In the New Testament, with the coming of Christ, the Gentiles were adopted through the Holy Spirit to be part of God’s chosen people. (Romans 8:14-17; Galatians 4:4-7, NIV) In Jesus’s Sermon on the Mount, Jesus began reinterpreting the Old Testament’s laws and rules. As Paul later wrote in Galatians 3:23-25, before the coming of faith in Christ, “we were held in custody under the law, locked up until the faith that was to come would be revealed. So the law was our guardian until Christ came that we might be justified by faith. Now that this faith has come, we are no longer under a guardian.”
Though we Christians periodically try to cobble together laws and rules as strict as those we find in the Old Testament, we are plainly told in Galatians 5:1: “It is for freedom that Christ has set us free. Stand firm, then, and do not let yourselves be burdened again by a yoke of slavery.” This doesn’t mean that anything goes, but it does mean that we are no longer bound–and should not be bound–by rules that go beyond human capacity for obedience.

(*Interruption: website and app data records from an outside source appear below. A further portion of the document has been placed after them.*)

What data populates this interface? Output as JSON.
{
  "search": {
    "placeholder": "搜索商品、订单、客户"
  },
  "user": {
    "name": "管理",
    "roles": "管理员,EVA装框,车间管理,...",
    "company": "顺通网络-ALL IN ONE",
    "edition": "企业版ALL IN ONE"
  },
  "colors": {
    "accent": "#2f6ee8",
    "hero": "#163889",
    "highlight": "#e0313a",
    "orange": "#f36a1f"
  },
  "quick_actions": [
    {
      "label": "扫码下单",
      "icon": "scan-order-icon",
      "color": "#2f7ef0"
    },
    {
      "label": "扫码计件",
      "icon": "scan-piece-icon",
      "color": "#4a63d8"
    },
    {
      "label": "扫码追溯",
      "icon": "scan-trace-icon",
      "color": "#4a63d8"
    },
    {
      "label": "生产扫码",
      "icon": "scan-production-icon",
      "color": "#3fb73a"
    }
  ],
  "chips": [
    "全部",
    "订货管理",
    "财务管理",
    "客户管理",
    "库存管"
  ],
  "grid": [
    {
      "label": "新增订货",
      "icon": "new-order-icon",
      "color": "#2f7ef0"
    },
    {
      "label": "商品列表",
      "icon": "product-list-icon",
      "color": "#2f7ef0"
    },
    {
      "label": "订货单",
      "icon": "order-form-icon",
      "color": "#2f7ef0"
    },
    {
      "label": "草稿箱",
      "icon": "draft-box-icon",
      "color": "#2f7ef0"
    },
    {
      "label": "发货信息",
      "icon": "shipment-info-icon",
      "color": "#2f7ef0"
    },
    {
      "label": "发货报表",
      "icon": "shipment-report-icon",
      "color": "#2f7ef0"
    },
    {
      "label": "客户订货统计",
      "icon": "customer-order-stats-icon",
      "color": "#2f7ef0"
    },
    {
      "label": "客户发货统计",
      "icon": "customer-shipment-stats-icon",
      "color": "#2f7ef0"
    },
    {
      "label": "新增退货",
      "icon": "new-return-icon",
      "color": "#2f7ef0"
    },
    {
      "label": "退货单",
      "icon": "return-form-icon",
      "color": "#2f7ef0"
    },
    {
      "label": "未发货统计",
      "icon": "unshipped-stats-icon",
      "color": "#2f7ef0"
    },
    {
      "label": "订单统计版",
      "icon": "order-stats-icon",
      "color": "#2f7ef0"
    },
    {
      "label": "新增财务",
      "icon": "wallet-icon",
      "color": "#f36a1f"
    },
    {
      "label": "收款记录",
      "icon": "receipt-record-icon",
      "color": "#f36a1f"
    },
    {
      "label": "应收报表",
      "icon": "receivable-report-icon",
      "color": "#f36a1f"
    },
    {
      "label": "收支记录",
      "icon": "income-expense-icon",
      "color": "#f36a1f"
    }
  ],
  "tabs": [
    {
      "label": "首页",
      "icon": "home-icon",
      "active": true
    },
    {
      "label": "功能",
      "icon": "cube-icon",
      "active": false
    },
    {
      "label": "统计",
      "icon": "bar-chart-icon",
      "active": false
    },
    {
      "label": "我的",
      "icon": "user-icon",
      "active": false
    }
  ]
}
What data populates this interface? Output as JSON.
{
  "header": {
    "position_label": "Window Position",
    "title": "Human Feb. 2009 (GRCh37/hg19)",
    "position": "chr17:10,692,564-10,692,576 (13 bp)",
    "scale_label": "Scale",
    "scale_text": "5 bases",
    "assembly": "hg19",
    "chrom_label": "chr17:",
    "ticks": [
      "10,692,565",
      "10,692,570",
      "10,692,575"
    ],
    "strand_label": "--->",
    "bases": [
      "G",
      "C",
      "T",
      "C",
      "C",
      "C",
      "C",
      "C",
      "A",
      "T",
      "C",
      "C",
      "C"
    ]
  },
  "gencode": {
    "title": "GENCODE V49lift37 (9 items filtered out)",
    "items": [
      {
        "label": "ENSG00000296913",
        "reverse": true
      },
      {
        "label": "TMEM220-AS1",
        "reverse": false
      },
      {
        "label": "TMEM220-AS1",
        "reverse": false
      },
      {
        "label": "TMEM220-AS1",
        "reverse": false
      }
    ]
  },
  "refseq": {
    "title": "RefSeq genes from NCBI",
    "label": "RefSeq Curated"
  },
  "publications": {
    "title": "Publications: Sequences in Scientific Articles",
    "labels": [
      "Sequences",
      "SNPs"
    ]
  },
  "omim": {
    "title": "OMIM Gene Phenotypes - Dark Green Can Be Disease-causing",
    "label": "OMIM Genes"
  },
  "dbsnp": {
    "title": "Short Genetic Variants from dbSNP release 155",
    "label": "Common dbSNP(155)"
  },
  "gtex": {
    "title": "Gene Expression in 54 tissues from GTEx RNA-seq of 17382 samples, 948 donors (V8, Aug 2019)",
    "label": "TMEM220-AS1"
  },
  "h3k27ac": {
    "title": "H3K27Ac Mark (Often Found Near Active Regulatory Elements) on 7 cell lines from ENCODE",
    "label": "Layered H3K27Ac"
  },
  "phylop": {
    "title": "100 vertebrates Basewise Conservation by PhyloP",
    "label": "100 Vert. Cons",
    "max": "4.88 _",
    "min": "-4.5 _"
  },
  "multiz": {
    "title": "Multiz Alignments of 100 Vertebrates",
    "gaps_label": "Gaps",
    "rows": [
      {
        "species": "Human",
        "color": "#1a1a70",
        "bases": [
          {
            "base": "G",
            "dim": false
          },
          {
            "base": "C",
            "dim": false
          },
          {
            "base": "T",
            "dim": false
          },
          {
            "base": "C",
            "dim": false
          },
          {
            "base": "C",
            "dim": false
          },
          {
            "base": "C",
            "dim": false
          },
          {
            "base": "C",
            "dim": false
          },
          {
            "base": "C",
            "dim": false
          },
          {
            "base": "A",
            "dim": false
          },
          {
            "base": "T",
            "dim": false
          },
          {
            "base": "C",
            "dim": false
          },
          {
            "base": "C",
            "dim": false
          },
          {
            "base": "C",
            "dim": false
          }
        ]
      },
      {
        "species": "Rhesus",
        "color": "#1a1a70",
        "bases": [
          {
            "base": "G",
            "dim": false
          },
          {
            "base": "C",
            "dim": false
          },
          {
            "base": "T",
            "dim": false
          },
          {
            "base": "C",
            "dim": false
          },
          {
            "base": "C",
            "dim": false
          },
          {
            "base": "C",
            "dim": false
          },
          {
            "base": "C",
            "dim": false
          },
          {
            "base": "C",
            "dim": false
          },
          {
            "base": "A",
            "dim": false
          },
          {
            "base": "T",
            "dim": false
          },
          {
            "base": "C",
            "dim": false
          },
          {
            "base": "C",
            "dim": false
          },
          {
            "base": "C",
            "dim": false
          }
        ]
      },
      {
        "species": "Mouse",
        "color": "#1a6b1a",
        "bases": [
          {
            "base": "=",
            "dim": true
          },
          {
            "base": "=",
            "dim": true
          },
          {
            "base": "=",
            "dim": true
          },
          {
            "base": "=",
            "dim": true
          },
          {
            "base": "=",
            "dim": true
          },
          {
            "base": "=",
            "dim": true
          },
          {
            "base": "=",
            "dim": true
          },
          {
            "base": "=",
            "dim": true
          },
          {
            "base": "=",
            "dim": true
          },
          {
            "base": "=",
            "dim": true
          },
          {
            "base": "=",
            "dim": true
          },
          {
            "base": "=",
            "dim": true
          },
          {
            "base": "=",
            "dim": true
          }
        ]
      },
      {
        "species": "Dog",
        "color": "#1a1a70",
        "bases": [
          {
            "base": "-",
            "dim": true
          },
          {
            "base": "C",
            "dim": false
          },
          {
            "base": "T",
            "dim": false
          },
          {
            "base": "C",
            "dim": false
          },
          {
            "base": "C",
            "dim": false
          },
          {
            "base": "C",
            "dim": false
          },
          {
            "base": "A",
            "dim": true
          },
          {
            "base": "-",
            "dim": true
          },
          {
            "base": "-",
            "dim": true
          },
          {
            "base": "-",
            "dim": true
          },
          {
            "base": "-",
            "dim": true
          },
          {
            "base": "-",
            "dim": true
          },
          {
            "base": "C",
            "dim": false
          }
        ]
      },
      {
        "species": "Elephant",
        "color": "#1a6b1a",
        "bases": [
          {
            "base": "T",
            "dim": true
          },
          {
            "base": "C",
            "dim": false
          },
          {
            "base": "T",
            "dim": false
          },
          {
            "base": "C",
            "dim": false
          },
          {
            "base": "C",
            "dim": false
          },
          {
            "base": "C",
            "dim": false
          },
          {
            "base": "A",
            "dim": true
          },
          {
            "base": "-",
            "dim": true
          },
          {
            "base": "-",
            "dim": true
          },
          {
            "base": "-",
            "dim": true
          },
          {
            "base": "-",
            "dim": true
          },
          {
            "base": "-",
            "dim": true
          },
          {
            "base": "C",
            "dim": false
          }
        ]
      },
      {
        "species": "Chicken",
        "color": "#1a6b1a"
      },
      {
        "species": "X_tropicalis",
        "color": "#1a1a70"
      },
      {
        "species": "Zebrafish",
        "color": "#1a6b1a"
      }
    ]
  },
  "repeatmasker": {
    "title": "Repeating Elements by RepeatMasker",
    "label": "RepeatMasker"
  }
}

We also find that the language addressing God’s chosen people in the New Testament is different from that in the Old Testament. For example, in Colossians 3:12-14, we read: “[A]s God’s chosen, holy and dearly loved, clothe yourselves with compassion, kindness, humility, gentleness and patience. Bear with each other and forgive one another if any of you has a grievance against someone. Forgive as the Lord forgave you. And over all these virtues put on love, which binds them all together in perfect unity.”
That’s the language of freedom.